Website and app data records
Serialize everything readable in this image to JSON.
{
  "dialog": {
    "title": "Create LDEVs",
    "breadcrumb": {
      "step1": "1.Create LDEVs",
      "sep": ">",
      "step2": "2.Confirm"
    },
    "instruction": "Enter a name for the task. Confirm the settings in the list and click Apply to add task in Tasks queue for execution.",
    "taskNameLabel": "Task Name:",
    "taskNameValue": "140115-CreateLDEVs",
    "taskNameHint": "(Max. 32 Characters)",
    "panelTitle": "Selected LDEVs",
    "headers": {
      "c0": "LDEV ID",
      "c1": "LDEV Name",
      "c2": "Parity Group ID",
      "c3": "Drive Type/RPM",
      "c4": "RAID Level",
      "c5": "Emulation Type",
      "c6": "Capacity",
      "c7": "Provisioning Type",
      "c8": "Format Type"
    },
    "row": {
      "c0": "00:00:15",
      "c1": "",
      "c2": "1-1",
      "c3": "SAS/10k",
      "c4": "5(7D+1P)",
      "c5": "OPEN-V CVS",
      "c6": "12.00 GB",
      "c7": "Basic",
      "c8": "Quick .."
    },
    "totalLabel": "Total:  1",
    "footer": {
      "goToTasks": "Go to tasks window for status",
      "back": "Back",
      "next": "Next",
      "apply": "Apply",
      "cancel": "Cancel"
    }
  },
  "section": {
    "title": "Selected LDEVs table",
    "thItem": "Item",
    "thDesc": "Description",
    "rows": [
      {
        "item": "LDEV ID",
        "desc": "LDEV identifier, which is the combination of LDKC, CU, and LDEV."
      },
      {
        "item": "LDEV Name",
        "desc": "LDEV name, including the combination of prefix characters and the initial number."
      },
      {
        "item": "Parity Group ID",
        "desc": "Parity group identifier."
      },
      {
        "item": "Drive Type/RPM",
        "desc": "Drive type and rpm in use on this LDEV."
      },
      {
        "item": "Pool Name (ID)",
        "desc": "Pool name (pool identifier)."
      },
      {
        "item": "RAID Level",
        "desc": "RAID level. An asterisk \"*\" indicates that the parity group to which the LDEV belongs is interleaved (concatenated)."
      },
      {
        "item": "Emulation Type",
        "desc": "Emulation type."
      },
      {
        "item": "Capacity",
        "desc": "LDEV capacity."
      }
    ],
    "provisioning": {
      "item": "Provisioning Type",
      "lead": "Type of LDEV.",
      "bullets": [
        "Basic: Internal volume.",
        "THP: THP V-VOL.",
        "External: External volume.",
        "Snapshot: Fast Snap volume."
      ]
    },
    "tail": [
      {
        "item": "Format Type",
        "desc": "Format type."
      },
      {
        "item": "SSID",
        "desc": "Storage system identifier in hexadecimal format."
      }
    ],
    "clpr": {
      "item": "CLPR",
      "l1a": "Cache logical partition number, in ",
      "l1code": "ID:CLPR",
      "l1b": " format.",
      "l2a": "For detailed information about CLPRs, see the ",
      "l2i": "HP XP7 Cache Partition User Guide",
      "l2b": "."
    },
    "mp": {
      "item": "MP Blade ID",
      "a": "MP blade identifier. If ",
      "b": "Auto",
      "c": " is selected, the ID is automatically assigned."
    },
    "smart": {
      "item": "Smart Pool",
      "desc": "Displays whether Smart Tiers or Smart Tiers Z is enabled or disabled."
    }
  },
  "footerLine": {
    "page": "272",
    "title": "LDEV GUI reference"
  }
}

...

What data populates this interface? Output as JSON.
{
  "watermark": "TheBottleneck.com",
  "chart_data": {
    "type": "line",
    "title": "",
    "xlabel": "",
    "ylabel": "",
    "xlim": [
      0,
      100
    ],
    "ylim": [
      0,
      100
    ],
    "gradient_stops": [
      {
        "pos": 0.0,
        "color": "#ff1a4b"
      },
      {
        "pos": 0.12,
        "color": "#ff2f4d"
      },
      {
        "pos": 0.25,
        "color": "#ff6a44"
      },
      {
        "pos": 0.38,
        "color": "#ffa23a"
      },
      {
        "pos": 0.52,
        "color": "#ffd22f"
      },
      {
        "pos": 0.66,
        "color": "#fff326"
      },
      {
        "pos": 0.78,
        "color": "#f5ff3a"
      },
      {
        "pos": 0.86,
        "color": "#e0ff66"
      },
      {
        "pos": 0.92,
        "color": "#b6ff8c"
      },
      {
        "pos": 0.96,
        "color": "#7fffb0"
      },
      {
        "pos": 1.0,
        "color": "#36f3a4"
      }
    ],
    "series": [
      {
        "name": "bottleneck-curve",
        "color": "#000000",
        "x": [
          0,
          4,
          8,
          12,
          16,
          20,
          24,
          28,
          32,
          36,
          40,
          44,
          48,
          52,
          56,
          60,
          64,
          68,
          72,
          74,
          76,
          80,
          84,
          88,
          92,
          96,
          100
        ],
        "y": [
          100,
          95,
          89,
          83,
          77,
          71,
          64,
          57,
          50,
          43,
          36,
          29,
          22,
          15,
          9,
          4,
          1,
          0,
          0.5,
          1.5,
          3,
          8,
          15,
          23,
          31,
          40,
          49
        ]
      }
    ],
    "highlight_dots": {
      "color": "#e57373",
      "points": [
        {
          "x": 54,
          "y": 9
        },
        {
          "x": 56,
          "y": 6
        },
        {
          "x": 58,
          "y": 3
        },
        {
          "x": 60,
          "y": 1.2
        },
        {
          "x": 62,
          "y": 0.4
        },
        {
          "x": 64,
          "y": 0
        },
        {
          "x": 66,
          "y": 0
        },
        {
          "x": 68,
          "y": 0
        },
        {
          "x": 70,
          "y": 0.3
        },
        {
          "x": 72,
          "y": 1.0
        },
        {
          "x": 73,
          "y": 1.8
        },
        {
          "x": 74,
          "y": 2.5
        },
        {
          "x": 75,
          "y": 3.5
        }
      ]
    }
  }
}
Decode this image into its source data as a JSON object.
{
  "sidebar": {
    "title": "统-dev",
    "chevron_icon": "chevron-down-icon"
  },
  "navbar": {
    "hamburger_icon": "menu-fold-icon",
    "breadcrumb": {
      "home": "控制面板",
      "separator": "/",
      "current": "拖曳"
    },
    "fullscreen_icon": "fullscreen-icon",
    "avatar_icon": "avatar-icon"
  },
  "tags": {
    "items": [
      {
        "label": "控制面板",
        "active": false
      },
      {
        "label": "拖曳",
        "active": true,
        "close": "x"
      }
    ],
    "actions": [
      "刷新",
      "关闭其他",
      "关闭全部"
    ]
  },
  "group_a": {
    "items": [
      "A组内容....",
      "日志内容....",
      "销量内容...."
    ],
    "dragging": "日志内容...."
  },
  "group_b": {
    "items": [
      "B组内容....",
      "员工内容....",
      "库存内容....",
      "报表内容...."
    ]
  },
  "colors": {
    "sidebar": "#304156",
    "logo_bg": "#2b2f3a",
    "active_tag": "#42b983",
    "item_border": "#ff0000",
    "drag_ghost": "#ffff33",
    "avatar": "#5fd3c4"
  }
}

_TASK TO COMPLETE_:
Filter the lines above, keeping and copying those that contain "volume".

_SOLVED PROBLEM_:
        "Basic: Internal volume.",
        "External: External volume.",
        "Snapshot: Fast Snap volume."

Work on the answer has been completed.